Moses is the implemented of a factored translation model. This means that each word is represented by a vector of factors, which are typically word, part-of-speech tags, etc. It also means that the implementation is a bit more complicated than a non-factored translation model.
This section intends to provide some documentation of how factors, words, and phrases are implemented in Moses.
Factor implements the most basic unit of representing text in Moses. In essence it is a string.
Factors do not know about their own type (which component in the word vector they represent), this is referred to as its
FactorType when needed. This factor type is implemented as a
size_t, i.e. an integer. What a factor really represents (be it a surface form or a part of speech tag), does not concern the decoder at all. All the decoder knows is that there are a number of factors that are referred to by their factor type, i.e. an integer index.
Since we do not want to store the same strings over and over again, the
FactorCollection contains all known factors. The class has one global instance, and it provides the essential functions to check if a newly constructed factor already exists and to add a factor. This enables the comparison of factors by the cheaper comparison of the pointers to factors. Think of the
FactorCollection as the global factor dictionary.
A word is, as we said, a vector of factors. The class
Word implements this. As data structure, it is a array over pointers to factors. This does require the code to know what the array size is, which is set by the global
The word class implements a number of functions for comparing and copying words, and the addressing of individual factors.
Again, a word does not know, how many factors it really has. So, for instance, when you want to print out a word with all its factors, you need to provide also the factor types that are valid within the word. See the function
Word::GetString for details.
This is a good place to note that referring to words gets a bit more complicated. If more than one factor is used, it does not mean that all the words in the models have all the factors. Take again the example of a two-factored representation of words as surface form and part-of-speech. We may still use a simple surface word language model, so for that language model, a word only has one factor.
We expect the input to the decoder to have all factors specified and during decoding the output will have all factors of all words set. The process may not be a straight-forward mapping of the input word to the output word, but it may be decomposed into several mapping steps that either translate input factors into output factors, or generate additional output factors from existing output factors.

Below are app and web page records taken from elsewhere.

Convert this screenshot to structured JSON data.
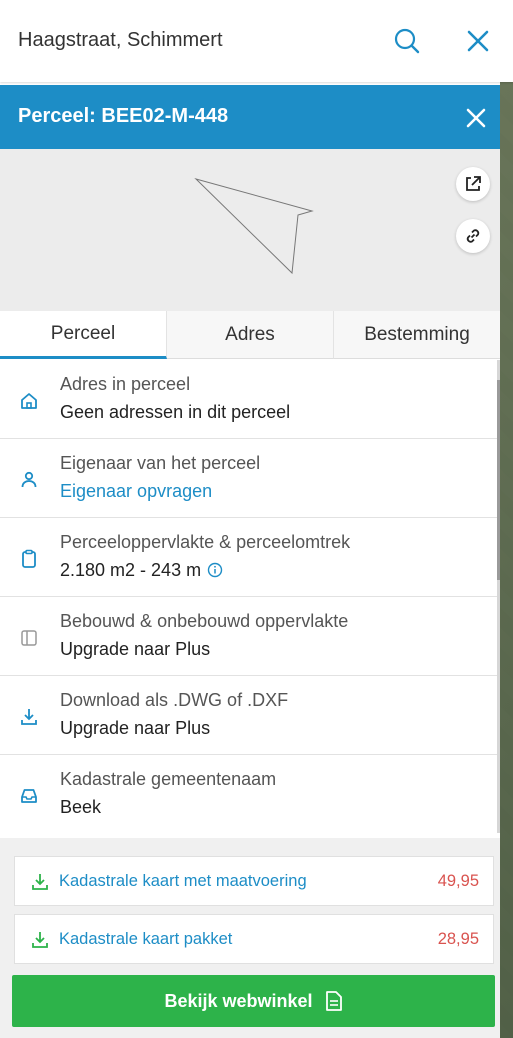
{
  "search": {
    "value": "Haagstraat, Schimmert"
  },
  "header": {
    "title": "Perceel: BEE02-M-448"
  },
  "tabs": [
    {
      "label": "Perceel",
      "active": true
    },
    {
      "label": "Adres",
      "active": false
    },
    {
      "label": "Bestemming",
      "active": false
    }
  ],
  "rows": [
    {
      "icon": "house-icon",
      "title": "Adres in perceel",
      "value": "Geen adressen in dit perceel"
    },
    {
      "icon": "person-icon",
      "title": "Eigenaar van het perceel",
      "value": "Eigenaar opvragen"
    },
    {
      "icon": "clipboard-icon",
      "title": "Perceeloppervlakte & perceelomtrek",
      "value": "2.180 m2 - 243 m"
    },
    {
      "icon": "panel-icon",
      "title": "Bebouwd & onbebouwd oppervlakte",
      "value": "Upgrade naar Plus"
    },
    {
      "icon": "download-icon",
      "title": "Download als .DWG of .DXF",
      "value": "Upgrade naar Plus"
    },
    {
      "icon": "inbox-icon",
      "title": "Kadastrale gemeentenaam",
      "value": "Beek"
    }
  ],
  "products": [
    {
      "label": "Kadastrale kaart met maatvoering",
      "price": "49,95"
    },
    {
      "label": "Kadastrale kaart pakket",
      "price": "28,95"
    }
  ],
  "shop_button": {
    "label": "Bekijk webwinkel"
  },
  "colors": {
    "accent": "#1d8dc6",
    "price": "#d9534f",
    "shop": "#2db34a"
  }
}
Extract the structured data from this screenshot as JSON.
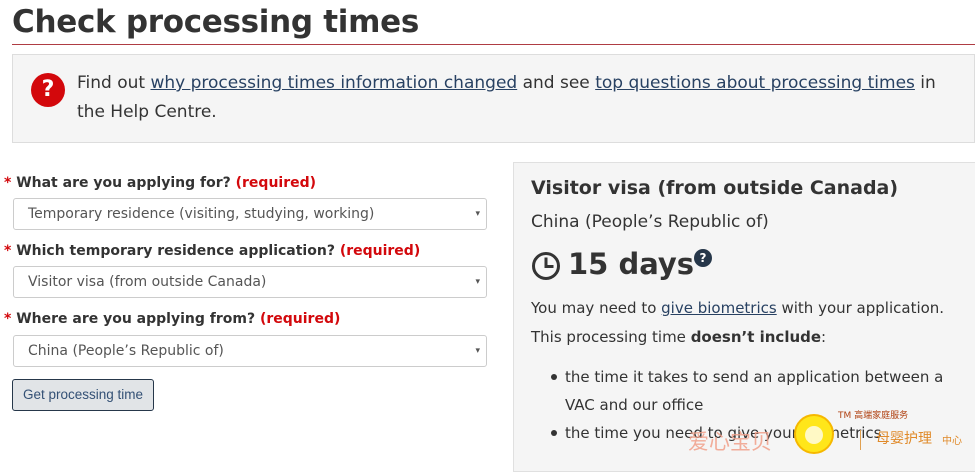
{
  "page": {
    "title": "Check processing times"
  },
  "alert": {
    "icon": "question-mark-icon",
    "icon_glyph": "?",
    "text_before": "Find out ",
    "link1": "why processing times information changed",
    "text_middle": " and see ",
    "link2": "top questions about processing times",
    "text_after": " in the Help Centre."
  },
  "form": {
    "required_marker": "*",
    "required_text": "(required)",
    "fields": [
      {
        "label": "What are you applying for?",
        "value": "Temporary residence (visiting, studying, working)"
      },
      {
        "label": "Which temporary residence application?",
        "value": "Visitor visa (from outside Canada)"
      },
      {
        "label": "Where are you applying from?",
        "value": "China (People’s Republic of)"
      }
    ],
    "caret": "▾",
    "submit_label": "Get processing time"
  },
  "result": {
    "title": "Visitor visa (from outside Canada)",
    "country": "China (People’s Republic of)",
    "days": "15 days",
    "help_glyph": "?",
    "biometrics_before": "You may need to ",
    "biometrics_link": "give biometrics",
    "biometrics_after": " with your application.",
    "excludes_before": "This processing time ",
    "excludes_bold": "doesn’t include",
    "excludes_after": ":",
    "bullets": [
      "the time it takes to send an application between a VAC and our office",
      "the time you need to give your biometrics"
    ]
  },
  "watermark": {
    "text1": "爱心宝贝",
    "tm": "TM 高端家庭服务",
    "text2": "母婴护理",
    "text3": "中心"
  },
  "colors": {
    "accent_red": "#d3080c",
    "link": "#284162",
    "title_rule": "#af3c43",
    "panel_bg": "#f5f5f5"
  }
}
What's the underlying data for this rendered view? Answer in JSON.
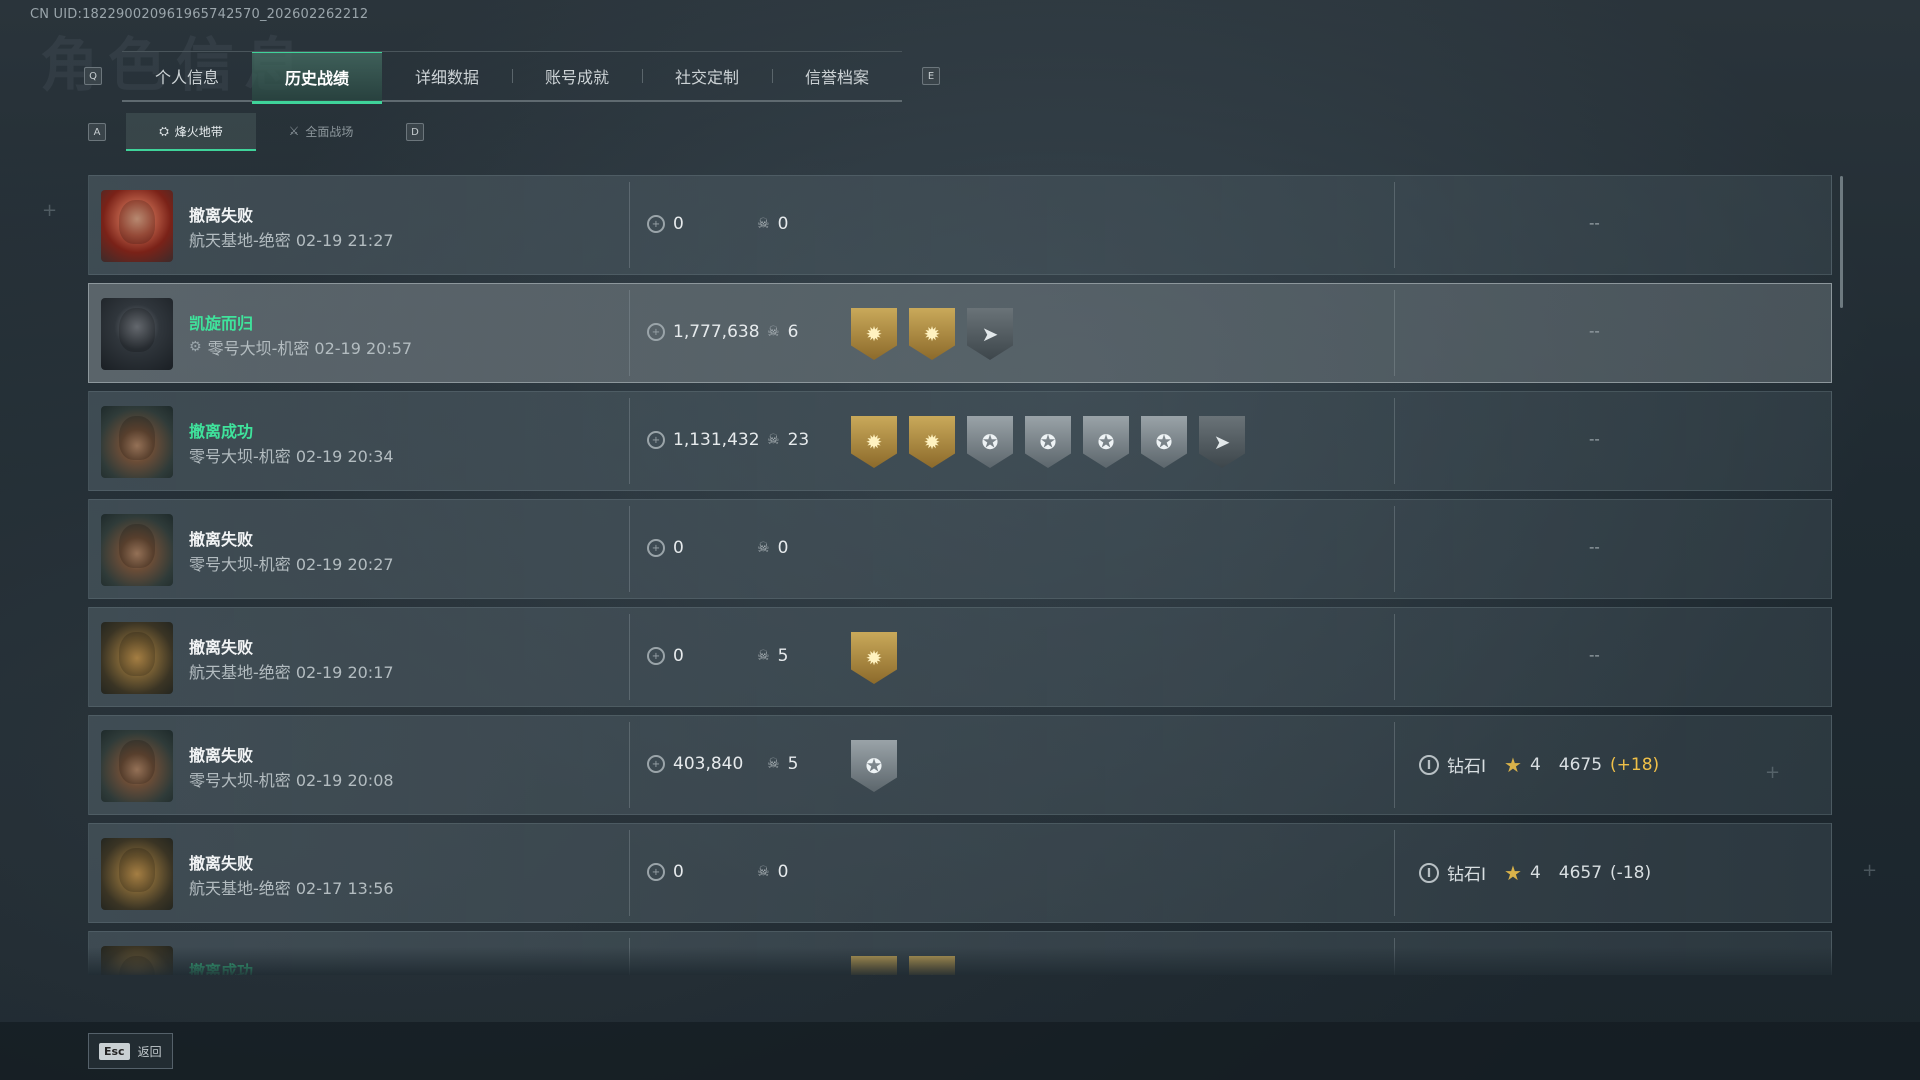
{
  "uid": "CN UID:1822900209619657425​70_202602262212",
  "watermark": "角色信息",
  "keys": {
    "left_tab": "Q",
    "right_tab": "E",
    "left_sub": "A",
    "right_sub": "D"
  },
  "tabs": [
    {
      "label": "个人信息",
      "active": false
    },
    {
      "label": "历史战绩",
      "active": true
    },
    {
      "label": "详细数据",
      "active": false
    },
    {
      "label": "账号成就",
      "active": false
    },
    {
      "label": "社交定制",
      "active": false
    },
    {
      "label": "信誉档案",
      "active": false
    }
  ],
  "subtabs": [
    {
      "label": "烽火地带",
      "icon": "zone-icon",
      "active": true
    },
    {
      "label": "全面战场",
      "icon": "battlefield-icon",
      "active": false
    }
  ],
  "matches": [
    {
      "avatar": "red",
      "status": "撤离失败",
      "success": false,
      "map": "航天基地-绝密 02-19 21:27",
      "map_icon": false,
      "money": "0",
      "kills": "0",
      "badges": [],
      "rank": null,
      "dash": "--",
      "highlight": false
    },
    {
      "avatar": "helmet-black",
      "status": "凯旋而归",
      "success": true,
      "map": "零号大坝-机密 02-19 20:57",
      "map_icon": true,
      "money": "1,777,638",
      "kills": "6",
      "badges": [
        "gold",
        "gold",
        "dark"
      ],
      "rank": null,
      "dash": "--",
      "highlight": true
    },
    {
      "avatar": "cap",
      "status": "撤离成功",
      "success": true,
      "map": "零号大坝-机密 02-19 20:34",
      "map_icon": false,
      "money": "1,131,432",
      "kills": "23",
      "badges": [
        "gold",
        "gold",
        "silver",
        "silver",
        "silver",
        "silver",
        "dark"
      ],
      "rank": null,
      "dash": "--",
      "highlight": false
    },
    {
      "avatar": "cap",
      "status": "撤离失败",
      "success": false,
      "map": "零号大坝-机密 02-19 20:27",
      "map_icon": false,
      "money": "0",
      "kills": "0",
      "badges": [],
      "rank": null,
      "dash": "--",
      "highlight": false
    },
    {
      "avatar": "spiky",
      "status": "撤离失败",
      "success": false,
      "map": "航天基地-绝密 02-19 20:17",
      "map_icon": false,
      "money": "0",
      "kills": "5",
      "badges": [
        "gold"
      ],
      "rank": null,
      "dash": "--",
      "highlight": false
    },
    {
      "avatar": "cap",
      "status": "撤离失败",
      "success": false,
      "map": "零号大坝-机密 02-19 20:08",
      "map_icon": false,
      "money": "403,840",
      "kills": "5",
      "badges": [
        "silver"
      ],
      "rank": {
        "tier": "钻石Ⅰ",
        "stars": "4",
        "score": "4675",
        "delta": "(+18)",
        "up": true
      },
      "dash": null,
      "highlight": false
    },
    {
      "avatar": "spiky",
      "status": "撤离失败",
      "success": false,
      "map": "航天基地-绝密 02-17 13:56",
      "map_icon": false,
      "money": "0",
      "kills": "0",
      "badges": [],
      "rank": {
        "tier": "钻石Ⅰ",
        "stars": "4",
        "score": "4657",
        "delta": "(-18)",
        "up": false
      },
      "dash": null,
      "highlight": false
    },
    {
      "avatar": "spiky",
      "status": "撤离成功",
      "success": true,
      "map": "",
      "map_icon": false,
      "money": "",
      "kills": "",
      "badges": [
        "gold",
        "gold"
      ],
      "rank": null,
      "dash": null,
      "highlight": false
    }
  ],
  "footer": {
    "key": "Esc",
    "label": "返回"
  }
}
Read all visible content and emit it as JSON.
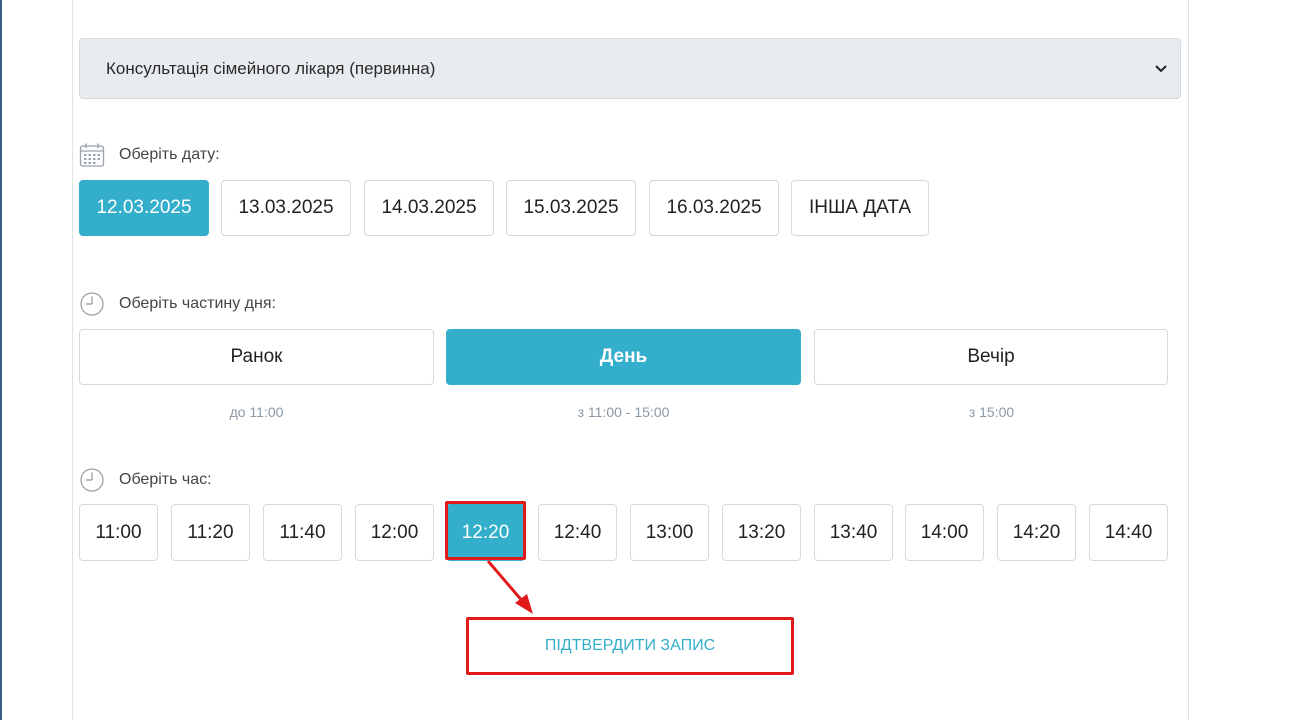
{
  "service": {
    "selected": "Консультація сімейного лікаря (первинна)"
  },
  "date_section": {
    "label": "Оберіть дату:",
    "dates": [
      "12.03.2025",
      "13.03.2025",
      "14.03.2025",
      "15.03.2025",
      "16.03.2025",
      "ІНША ДАТА"
    ],
    "selected_index": 0
  },
  "part_section": {
    "label": "Оберіть частину дня:",
    "parts": [
      {
        "label": "Ранок",
        "range": "до 11:00"
      },
      {
        "label": "День",
        "range": "з 11:00 - 15:00"
      },
      {
        "label": "Вечір",
        "range": "з 15:00"
      }
    ],
    "selected_index": 1
  },
  "time_section": {
    "label": "Оберіть час:",
    "times": [
      "11:00",
      "11:20",
      "11:40",
      "12:00",
      "12:20",
      "12:40",
      "13:00",
      "13:20",
      "13:40",
      "14:00",
      "14:20",
      "14:40"
    ],
    "selected_index": 4
  },
  "confirm": {
    "label": "ПІДТВЕРДИТИ ЗАПИС"
  },
  "colors": {
    "accent": "#33aecb",
    "highlight": "#e01a1a",
    "select_bg": "#e9ecef"
  },
  "icons": {
    "date": "calendar-icon",
    "part": "clock-icon",
    "time": "clock-icon",
    "select": "chevron-down-icon"
  }
}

At this point, keep on mind that a
Factor has a
FactorType and a
Word has a
vector<FactorType>, but these are not internally stored with the
Factor and the
Related to factor types is the class
FactorMask, which is a bit array indicating which factors are valid for a particular word.
Since decoding proceeds in the translation of input phrases to output phrases, a lot of operation involve the
Since the total number of input and output factors is known to the decoder (it has to be specified in the configuration file
moses.ini), phrases are also a bit smarter about copying and comparing.
Phrase class implements many useful functions, and two other classes are derived from it:
TargetPhrasemay be somewhat misleadingly named, since it not only contains a output phrase, but also a phrase translation score, future cost estimate, pointer to source phrase, and potentially word alignment information.